This type of preventive maintenance is primarily aimed at extending asset life as much as possible. This can lead to long-term savings by preserving existing assets instead of regularly buying brand-new replacements. Further, facilitating large repairs is time consuming, so usage-based maintenance can keep costs down by allowing for smaller repairs over time rather than big projects with unplanned downtime.
Most preventive maintenance systems use a checklist to ensure the same process is followed each and every time. For example, a manufacturer might use a checklist like this one to ensure they are operating as efficiently and safely as possible:
The exact order and number of preventive maintenance tasks may vary depending on what assets are being maintained and your preferred maintenance type. However, these are the main features to include on your maintenance checklist:
To enjoy the full benefits of preventive maintenance, the first step is to monitor or audit all your assets operating condition on a regular, preferably real-time basis. This may include running tests on performance or making visual observations at set intervals. Gathering accurate information can make it easier to predict when future maintenance will be needed.
Review the internal data collected by various pieces of equipment to see if there are any changes in performance. This can reveal the need for asset upkeep through a wide variety of maintenance activities. For example, if a fleet of trucks are no longer getting good gas mileage on familiar delivery routes, oil changes might be in order.
Performance analytics is often aided by Failure Mode and Effects Analysis (FMEA), which is used to determine how reliable your current machines are by analyzing the frequency of failure. For instance, FMEA may show a certain type of robotic picker used to sort products off the assembly line tends to encounter mobility issues after two years of operation; you can schedule maintenance just ahead of the two year mark to prevent downtime.
While there are many types of preemptive maintenance, it should not be mistaken for reactive maintenance practices. As the names suggest, reactive maintenance comes after something has broken while preventive attempts to prevent. While it might seem best to prevent equipment failure, there are some situations where reactive maintenance plans are best.
Ideally, the goal of an independent preventive maintenance platform is to automate the routine maintenance services before any problems have occurred. This is opposed to reactive maintenance, which only occurs after equipment or assets have broken down. The key benefit of using preventive maintenance software is cutting down on lost uptime and expenses related to repair services.

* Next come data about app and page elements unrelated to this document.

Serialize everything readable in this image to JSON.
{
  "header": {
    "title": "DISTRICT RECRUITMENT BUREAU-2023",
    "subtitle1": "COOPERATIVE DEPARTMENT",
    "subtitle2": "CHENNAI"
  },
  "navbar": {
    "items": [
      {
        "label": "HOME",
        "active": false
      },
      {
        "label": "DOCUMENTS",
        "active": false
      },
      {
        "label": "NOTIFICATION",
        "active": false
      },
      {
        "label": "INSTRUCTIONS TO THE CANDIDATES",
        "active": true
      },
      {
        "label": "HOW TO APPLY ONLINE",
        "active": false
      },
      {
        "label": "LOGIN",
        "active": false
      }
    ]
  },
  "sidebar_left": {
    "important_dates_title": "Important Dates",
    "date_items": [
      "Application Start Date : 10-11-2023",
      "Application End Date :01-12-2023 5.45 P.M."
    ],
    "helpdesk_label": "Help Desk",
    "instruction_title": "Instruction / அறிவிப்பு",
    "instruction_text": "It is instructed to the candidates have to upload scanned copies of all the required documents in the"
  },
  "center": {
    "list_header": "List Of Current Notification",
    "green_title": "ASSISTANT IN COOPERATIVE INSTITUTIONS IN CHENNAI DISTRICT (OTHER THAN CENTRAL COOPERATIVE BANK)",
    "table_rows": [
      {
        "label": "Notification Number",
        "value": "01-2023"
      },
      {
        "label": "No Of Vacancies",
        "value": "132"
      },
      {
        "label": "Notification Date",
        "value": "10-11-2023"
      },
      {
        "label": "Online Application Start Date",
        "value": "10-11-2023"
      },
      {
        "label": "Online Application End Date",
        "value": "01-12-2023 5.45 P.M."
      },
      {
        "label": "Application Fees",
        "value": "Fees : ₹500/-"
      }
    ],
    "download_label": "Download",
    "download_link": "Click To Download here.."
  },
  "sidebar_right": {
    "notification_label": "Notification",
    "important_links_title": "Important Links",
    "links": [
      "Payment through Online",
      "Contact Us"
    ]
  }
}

In contrast, reactive or corrective maintenance is all about performing repairs or replacing parts after a breakdown has occurred. This “run-to-fail” model is to maximize uptime as much as possible, even at the expense of asset performance and longevity. Unfortunately, this can lead to unexpected and expensive downtime as repairs are made. Reactive maintenance is useful in industries where repairs can be made easily or replacement parts are affordable.
All industries need some form of planned maintenance to keep assets in working condition, yet several depend on the benefits offered by preventive methods more than others in order to remain compliant with strict safety regulations. These industries using preventive maintenance include:
Each of these industries need to meet safety standards with the chance of audits at any time. For example, a machine failure at a food processing plant can lead to health issues for consumers, such as a bolt or screw falling off a worn-down machine and into a food product. Real-time condition monitoring can allow for potential problems to be caught early, without risking the safety of the general public. As such, preventive maintenance systems help these industries keep everything in safe working order.